[Start of section]

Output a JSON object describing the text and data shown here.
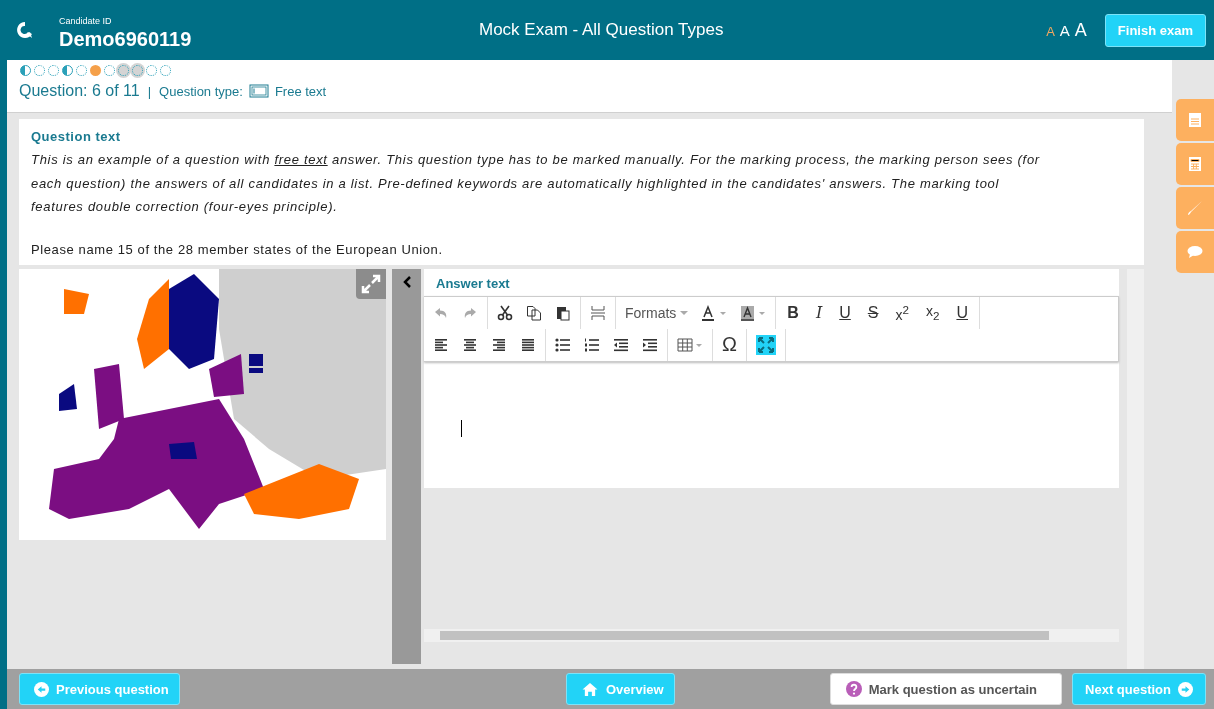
{
  "header": {
    "candidate_label": "Candidate ID",
    "candidate_id": "Demo6960119",
    "title": "Mock Exam - All Question Types",
    "font_sizes": [
      {
        "label": "A",
        "selected": true
      },
      {
        "label": "A",
        "selected": false
      },
      {
        "label": "A",
        "selected": false
      }
    ],
    "finish_button": "Finish exam"
  },
  "progress": [
    {
      "kind": "partial",
      "selected": false,
      "marked": false
    },
    {
      "kind": "open",
      "selected": false,
      "marked": false
    },
    {
      "kind": "open",
      "selected": false,
      "marked": false
    },
    {
      "kind": "partial",
      "selected": false,
      "marked": false
    },
    {
      "kind": "open",
      "selected": false,
      "marked": false
    },
    {
      "kind": "open",
      "selected": true,
      "marked": false
    },
    {
      "kind": "open",
      "selected": false,
      "marked": false
    },
    {
      "kind": "open",
      "selected": false,
      "marked": true
    },
    {
      "kind": "open",
      "selected": false,
      "marked": true
    },
    {
      "kind": "open",
      "selected": false,
      "marked": false
    },
    {
      "kind": "open",
      "selected": false,
      "marked": false
    }
  ],
  "question_info": {
    "counter": "Question: 6 of 11",
    "separator": "|",
    "type_label": "Question type:",
    "type_value": "Free text"
  },
  "question": {
    "heading": "Question text",
    "intro": [
      {
        "kind": "text",
        "text": "This is an example of a question with "
      },
      {
        "kind": "link",
        "text": "free text"
      },
      {
        "kind": "text",
        "text": " answer. This question type has to be marked manually. For the marking process, the marking person sees (for each question) the answers of all candidates in a list. Pre-defined keywords are automatically highlighted in the candidates' answers. The marking tool features double correction (four-eyes principle)."
      }
    ],
    "prompt": "Please name 15 of the 28 member states of the European Union."
  },
  "answer": {
    "heading": "Answer text",
    "toolbar": {
      "undo_disabled": true,
      "redo_disabled": true,
      "formats": "Formats",
      "text_buttons": [
        "B",
        "I",
        "U",
        "S",
        "x$^{2}$",
        "x$_{2}$",
        "U"
      ],
      "symbol": "Ω",
      "fullscreen_active": true
    }
  },
  "footer": {
    "previous": "Previous question",
    "overview": "Overview",
    "mark": "Mark question as uncertain",
    "next": "Next question"
  }
}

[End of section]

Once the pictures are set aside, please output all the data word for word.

Output a JSON object describing the text and data shown here.
{
  "header": {
    "candidate_label": "Candidate ID",
    "candidate_id": "Demo6960119",
    "title": "Mock Exam - All Question Types",
    "font_sizes": [
      {
        "label": "A",
        "selected": true
      },
      {
        "label": "A",
        "selected": false
      },
      {
        "label": "A",
        "selected": false
      }
    ],
    "finish_button": "Finish exam"
  },
  "progress": [
    {
      "kind": "partial",
      "selected": false,
      "marked": false
    },
    {
      "kind": "open",
      "selected": false,
      "marked": false
    },
    {
      "kind": "open",
      "selected": false,
      "marked": false
    },
    {
      "kind": "partial",
      "selected": false,
      "marked": false
    },
    {
      "kind": "open",
      "selected": false,
      "marked": false
    },
    {
      "kind": "open",
      "selected": true,
      "marked": false
    },
    {
      "kind": "open",
      "selected": false,
      "marked": false
    },
    {
      "kind": "open",
      "selected": false,
      "marked": true
    },
    {
      "kind": "open",
      "selected": false,
      "marked": true
    },
    {
      "kind": "open",
      "selected": false,
      "marked": false
    },
    {
      "kind": "open",
      "selected": false,
      "marked": false
    }
  ],
  "question_info": {
    "counter": "Question: 6 of 11",
    "separator": "|",
    "type_label": "Question type:",
    "type_value": "Free text"
  },
  "question": {
    "heading": "Question text",
    "intro": [
      {
        "kind": "text",
        "text": "This is an example of a question with "
      },
      {
        "kind": "link",
        "text": "free text"
      },
      {
        "kind": "text",
        "text": " answer. This question type has to be marked manually. For the marking process, the marking person sees (for each question) the answers of all candidates in a list. Pre-defined keywords are automatically highlighted in the candidates' answers. The marking tool features double correction (four-eyes principle)."
      }
    ],
    "prompt": "Please name 15 of the 28 member states of the European Union."
  },
  "answer": {
    "heading": "Answer text",
    "toolbar": {
      "undo_disabled": true,
      "redo_disabled": true,
      "formats": "Formats",
      "text_buttons": [
        "B",
        "I",
        "U",
        "S",
        "x$^{2}$",
        "x$_{2}$",
        "U"
      ],
      "symbol": "Ω",
      "fullscreen_active": true
    }
  },
  "footer": {
    "previous": "Previous question",
    "overview": "Overview",
    "mark": "Mark question as uncertain",
    "next": "Next question"
  }
}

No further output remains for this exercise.